Physical and Chemical Characterization of Carbonaceous Aerosols in Korea

Monday, 15 December 2014
Sungwook Choung1, Jong Sung Jin1, Geum-Sook Hwang1, Kyung-Soon Jang1, Weon Shik Han2, Jungsun OH3 and Youngsang Kwon4, (1)KBSI Korea Basic Science Institute, Seoul, South Korea, (2)UW-Milwaukee, Milwaukee, WI, United States, (3)Yonsei University, Seoul, South Korea, (4)University of Memphis, Memphis, TN, United States
Atmospheric aerosols have been recently paid attention more in environmental research due to their negative effects on air quality, public health, and climate change. The aerosols contain approximately >20–50% carbonaceous components such as organic carbon (OC) and black carbon (BC) (or elemental carbon [EC]) derived from organic compounds, biomass burning, and incomplete combustion of fossil fuels. The physical, chemical, and biological properties of atmospheric aerosols are strongly dependent on the carbonaceous components. In particular, the BC could significantly affect the regional air quality in the northeastern Asia, because China is one of the foremost BC emission country in the world. Previous studies have mainly focused on the quantification and source identification for carbonaceous aerosols. However, understanding of physical and chemical properties for the carbonaceous aerosols related to environmental contamination and toxicity was still incomplete due to analytical difficulties.

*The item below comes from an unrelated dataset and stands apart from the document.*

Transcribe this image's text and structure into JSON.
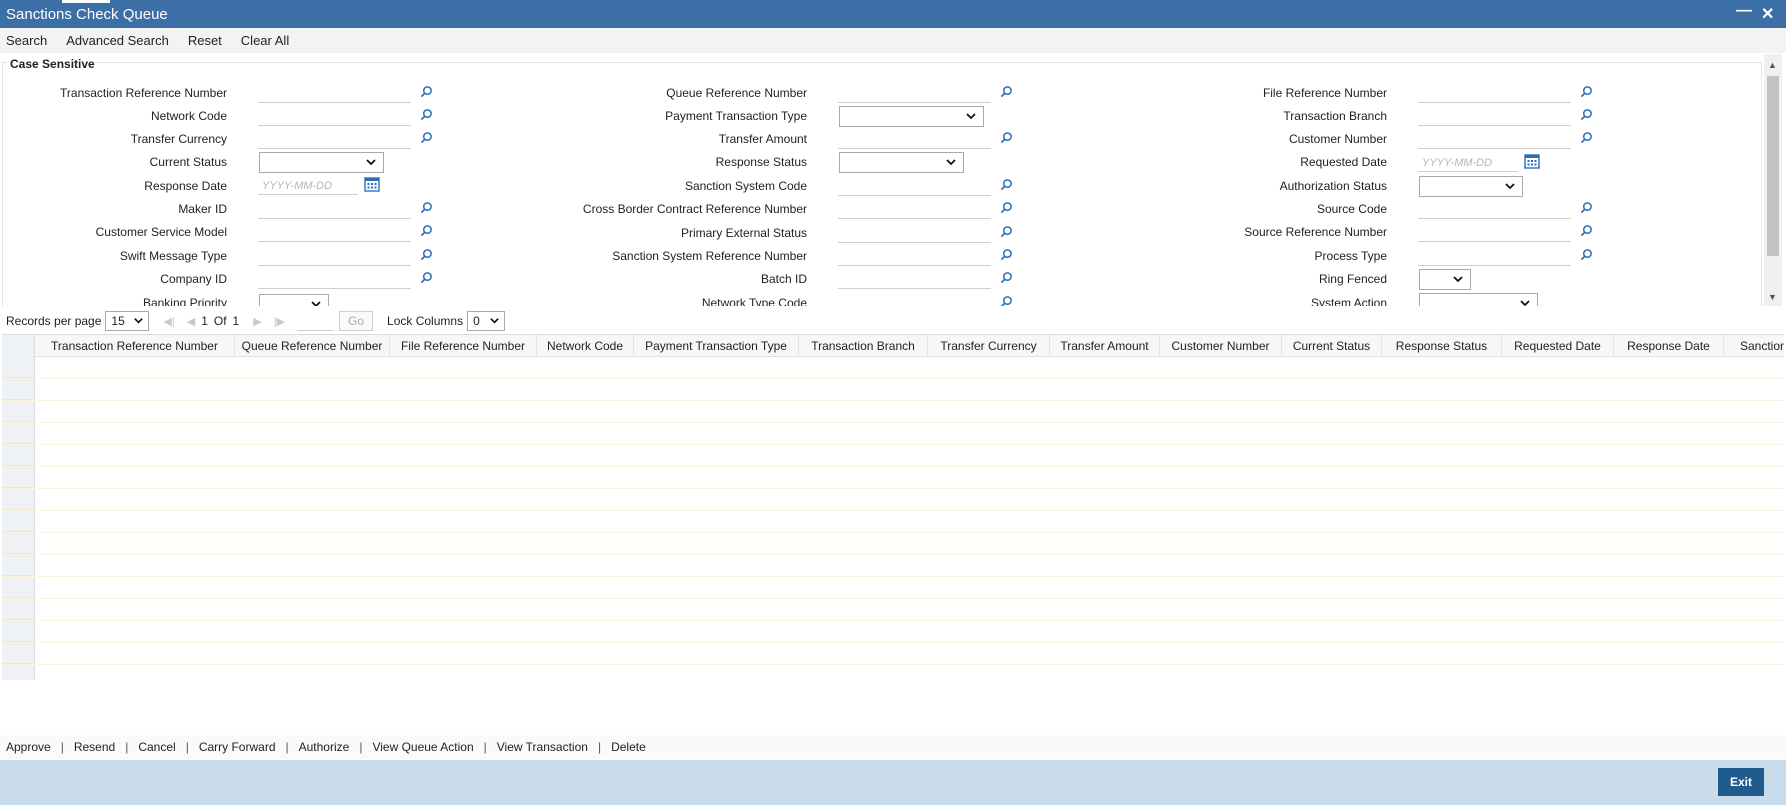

This study is addressed to evaluate the contribution of carbonaceous aerosols to air pollution through the surface, mass spectroscopic, and electron microscopic analyses, and determination of chemical composition and structure using the air particulate matter (PM2.5 and >PM2.5) samples.